Case in point, my Thanksgiving turkey this year. I got a recipe from Food Network in my inbox and thought, "This sounds mighty tasty." I'm a big fan of brining turkey, and the list of ingredients intrigued me. What's more, I was teaching a former vegetarian friend how to cook a turkey this year, and I thought the instructions sounded quite easy to follow.
Thank goodness for my friend, Aimee! I picked up the ingredients in advance and began to prep the veggies that would be put in the brine. She noticed that instead of purchasing apple cider, I had gotten apple cider vinegar. Classic Mellisa cooking in action. We used the vinegar instead -- I thought the tang would be interesting, and the extra acidity would help with tenderizing the bird.

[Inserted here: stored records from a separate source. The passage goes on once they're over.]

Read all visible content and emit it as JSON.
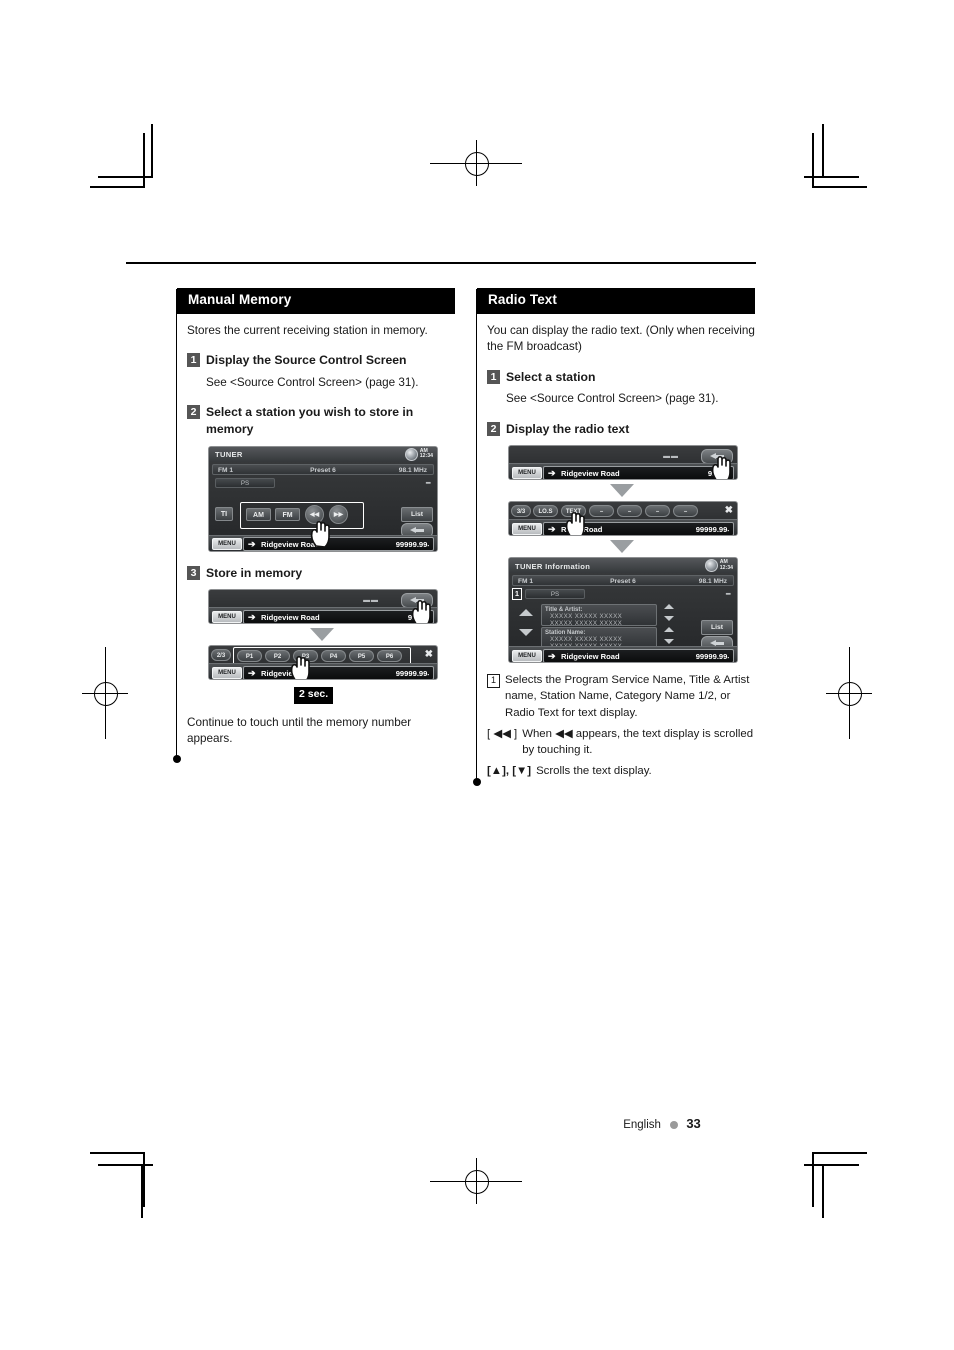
{
  "page": {
    "footer_language": "English",
    "footer_page_number": "33"
  },
  "left_column": {
    "section_title": "Manual Memory",
    "intro": "Stores the current receiving station in memory.",
    "steps": [
      {
        "num": "1",
        "title": "Display the Source Control Screen",
        "sub": "See <Source Control Screen> (page 31)."
      },
      {
        "num": "2",
        "title": "Select a station you wish to store in memory",
        "sub": ""
      },
      {
        "num": "3",
        "title": "Store in memory",
        "sub": ""
      }
    ],
    "tuner_screen": {
      "title": "TUNER",
      "clock_ampm": "AM",
      "clock_time": "12:34",
      "band": "FM  1",
      "preset": "Preset  6",
      "frequency": "98.1  MHz",
      "ps_label": "PS",
      "dots": "▪▪▪",
      "buttons": [
        "TI",
        "AM",
        "FM"
      ],
      "seek_prev": "◀◀",
      "seek_next": "▶▶",
      "list_label": "List",
      "menu_label": "MENU",
      "station_name": "Ridgeview Road",
      "station_freq": "99999.99",
      "station_freq_unit": "▪"
    },
    "store_strip_1": {
      "menu_label": "MENU",
      "station_name": "Ridgeview Road",
      "station_freq": "99999"
    },
    "store_strip_2": {
      "page_indicator": "2/3",
      "presets": [
        "P1",
        "P2",
        "P3",
        "P4",
        "P5",
        "P6"
      ],
      "close_label": "✖",
      "menu_label": "MENU",
      "station_name": "Ridgeview",
      "station_freq": "99999.99",
      "station_freq_unit": "▪"
    },
    "hold_badge": "2 sec.",
    "closing_note": "Continue to touch until the memory number appears."
  },
  "right_column": {
    "section_title": "Radio Text",
    "intro": "You can display the radio text. (Only when receiving the FM broadcast)",
    "steps": [
      {
        "num": "1",
        "title": "Select a station",
        "sub": "See <Source Control Screen> (page 31)."
      },
      {
        "num": "2",
        "title": "Display the radio text",
        "sub": ""
      }
    ],
    "strip_1": {
      "menu_label": "MENU",
      "station_name": "Ridgeview Road",
      "station_freq": "99999"
    },
    "strip_2": {
      "page_indicator": "3/3",
      "buttons": [
        "LO.S",
        "TEXT",
        "–",
        "–",
        "–",
        "–"
      ],
      "close_label": "✖",
      "menu_label": "MENU",
      "station_name": "Rid       w Road",
      "station_freq": "99999.99",
      "station_freq_unit": "▪"
    },
    "tuner_info_screen": {
      "title": "TUNER Information",
      "clock_ampm": "AM",
      "clock_time": "12:34",
      "band": "FM  1",
      "preset": "Preset  6",
      "frequency": "98.1  MHz",
      "marker": "1",
      "ps_label": "PS",
      "dots": "▪▪▪",
      "panels": [
        {
          "label": "Title & Artist:",
          "line1": "XXXXX XXXXX XXXXX",
          "line2": "XXXXX XXXXX XXXXX"
        },
        {
          "label": "Station Name:",
          "line1": "XXXXX XXXXX XXXXX",
          "line2": "XXXXX XXXXX XXXXX"
        }
      ],
      "list_label": "List",
      "menu_label": "MENU",
      "station_name": "Ridgeview Road",
      "station_freq": "99999.99",
      "station_freq_unit": "▪"
    },
    "captions": [
      {
        "key_num": "1",
        "key_sym": "",
        "text": "Selects the Program Service Name, Title & Artist name, Station Name, Category Name 1/2, or Radio Text for text display."
      },
      {
        "key_num": "",
        "key_sym": "[ ◀◀ ]",
        "text": "When ◀◀ appears, the text display is scrolled by touching it."
      },
      {
        "key_num": "",
        "key_sym": "[▲], [▼]",
        "text": "Scrolls the text display."
      }
    ]
  }
}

The next morning, I was regretting that decision. What if we pickled our birds? This was Aimee's first Thanksgiving turkey -- what if my inattentiveness had ruined it? I racked my brain for options. I knew it needed to be in the same flavor profile as the vinegar. It needed to be sweet to balance the tanginess. What to use? Ah, apple butter would be perfect! The sweet and spicy and apple-y-ness would work wonders (I hoped). I picked up a couple of jars, dropped one off at Aimee's house, and took one home to my turkey.
After patting the bird dry, I separated the skin from the rest of the carcass then liberally coated the between part with the apple butter and one stick of butter. I coated the cavity as well to make sure that everything would be graced with the apple numminess and followed the rest of the directions from the recipe PROPERLY.

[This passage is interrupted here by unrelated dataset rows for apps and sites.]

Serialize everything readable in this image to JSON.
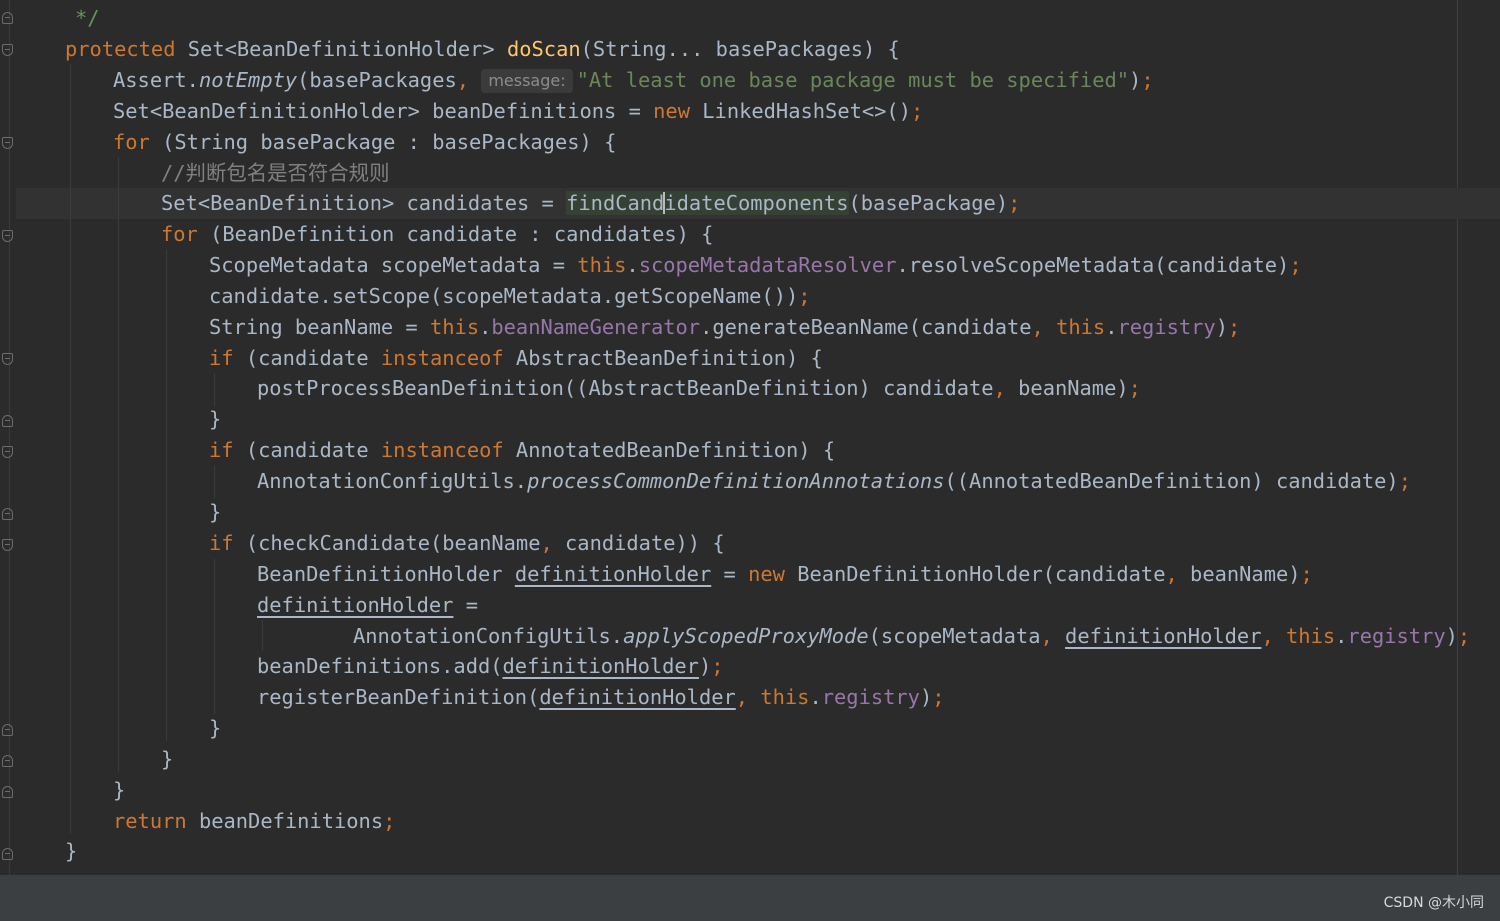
{
  "editor": {
    "hint": "message:",
    "lines": {
      "l0": {
        "c1": "*/"
      },
      "l1": {
        "k1": "protected",
        "t1": " Set<BeanDefinitionHolder> ",
        "f1": "doScan",
        "t2": "(String... basePackages) {"
      },
      "l2": {
        "t1": "Assert.",
        "i1": "notEmpty",
        "t2": "(basePackages",
        "p1": ",",
        "s1": "\"At least one base package must be specified\"",
        "t3": ")",
        "p2": ";"
      },
      "l3": {
        "t1": "Set<BeanDefinitionHolder> beanDefinitions = ",
        "k1": "new",
        "t2": " LinkedHashSet<>()",
        "p1": ";"
      },
      "l4": {
        "k1": "for",
        "t1": " (String basePackage : basePackages) {"
      },
      "l5": {
        "c1": "//判断包名是否符合规则"
      },
      "l6": {
        "t1": "Set<BeanDefinition> candidates = ",
        "h1": "findCand",
        "h2": "idateComponents",
        "t2": "(basePackage)",
        "p1": ";"
      },
      "l7": {
        "k1": "for",
        "t1": " (BeanDefinition candidate : candidates) {"
      },
      "l8": {
        "t1": "ScopeMetadata scopeMetadata = ",
        "k1": "this",
        "t2": ".",
        "v1": "scopeMetadataResolver",
        "t3": ".resolveScopeMetadata(candidate)",
        "p1": ";"
      },
      "l9": {
        "t1": "candidate.setScope(scopeMetadata.getScopeName())",
        "p1": ";"
      },
      "l10": {
        "t1": "String beanName = ",
        "k1": "this",
        "t2": ".",
        "v1": "beanNameGenerator",
        "t3": ".generateBeanName(candidate",
        "p1": ",",
        "k2": " this",
        "t4": ".",
        "v2": "registry",
        "t5": ")",
        "p2": ";"
      },
      "l11": {
        "k1": "if",
        "t1": " (candidate ",
        "k2": "instanceof",
        "t2": " AbstractBeanDefinition) {"
      },
      "l12": {
        "t1": "postProcessBeanDefinition((AbstractBeanDefinition) candidate",
        "p1": ",",
        "t2": " beanName)",
        "p2": ";"
      },
      "l13": {
        "t1": "}"
      },
      "l14": {
        "k1": "if",
        "t1": " (candidate ",
        "k2": "instanceof",
        "t2": " AnnotatedBeanDefinition) {"
      },
      "l15": {
        "t1": "AnnotationConfigUtils.",
        "i1": "processCommonDefinitionAnnotations",
        "t2": "((AnnotatedBeanDefinition) candidate)",
        "p1": ";"
      },
      "l16": {
        "t1": "}"
      },
      "l17": {
        "k1": "if",
        "t1": " (checkCandidate(beanName",
        "p1": ",",
        "t2": " candidate)) {"
      },
      "l18": {
        "t1": "BeanDefinitionHolder ",
        "u1": "definitionHolder",
        "t2": " = ",
        "k1": "new",
        "t3": " BeanDefinitionHolder(candidate",
        "p1": ",",
        "t4": " beanName)",
        "p2": ";"
      },
      "l19": {
        "u1": "definitionHolder",
        "t1": " ="
      },
      "l20": {
        "t1": "AnnotationConfigUtils.",
        "i1": "applyScopedProxyMode",
        "t2": "(scopeMetadata",
        "p1": ",",
        "t3": " ",
        "u1": "definitionHolder",
        "p2": ",",
        "k1": " this",
        "t4": ".",
        "v1": "registry",
        "t5": ")",
        "p3": ";"
      },
      "l21": {
        "t1": "beanDefinitions.add(",
        "u1": "definitionHolder",
        "t2": ")",
        "p1": ";"
      },
      "l22": {
        "t1": "registerBeanDefinition(",
        "u1": "definitionHolder",
        "p1": ",",
        "k1": " this",
        "t2": ".",
        "v1": "registry",
        "t3": ")",
        "p2": ";"
      },
      "l23": {
        "t1": "}"
      },
      "l24": {
        "t1": "}"
      },
      "l25": {
        "t1": "}"
      },
      "l26": {
        "k1": "return",
        "t1": " beanDefinitions",
        "p1": ";"
      },
      "l27": {
        "t1": "}"
      }
    }
  },
  "watermark": "CSDN @木小同",
  "colors": {
    "background": "#2b2b2b",
    "keyword": "#cc7832",
    "method_decl": "#ffc66d",
    "string": "#6a8759",
    "comment": "#808080",
    "field": "#9876aa",
    "text": "#a9b7c6"
  }
}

Thankfully, it turned out wonderfully. I may use the altered recipe again next year. It would make a splendid Christmas turkey, too. Of course, I could always try to follow the recipe correctly, but that might just be an impossible feat.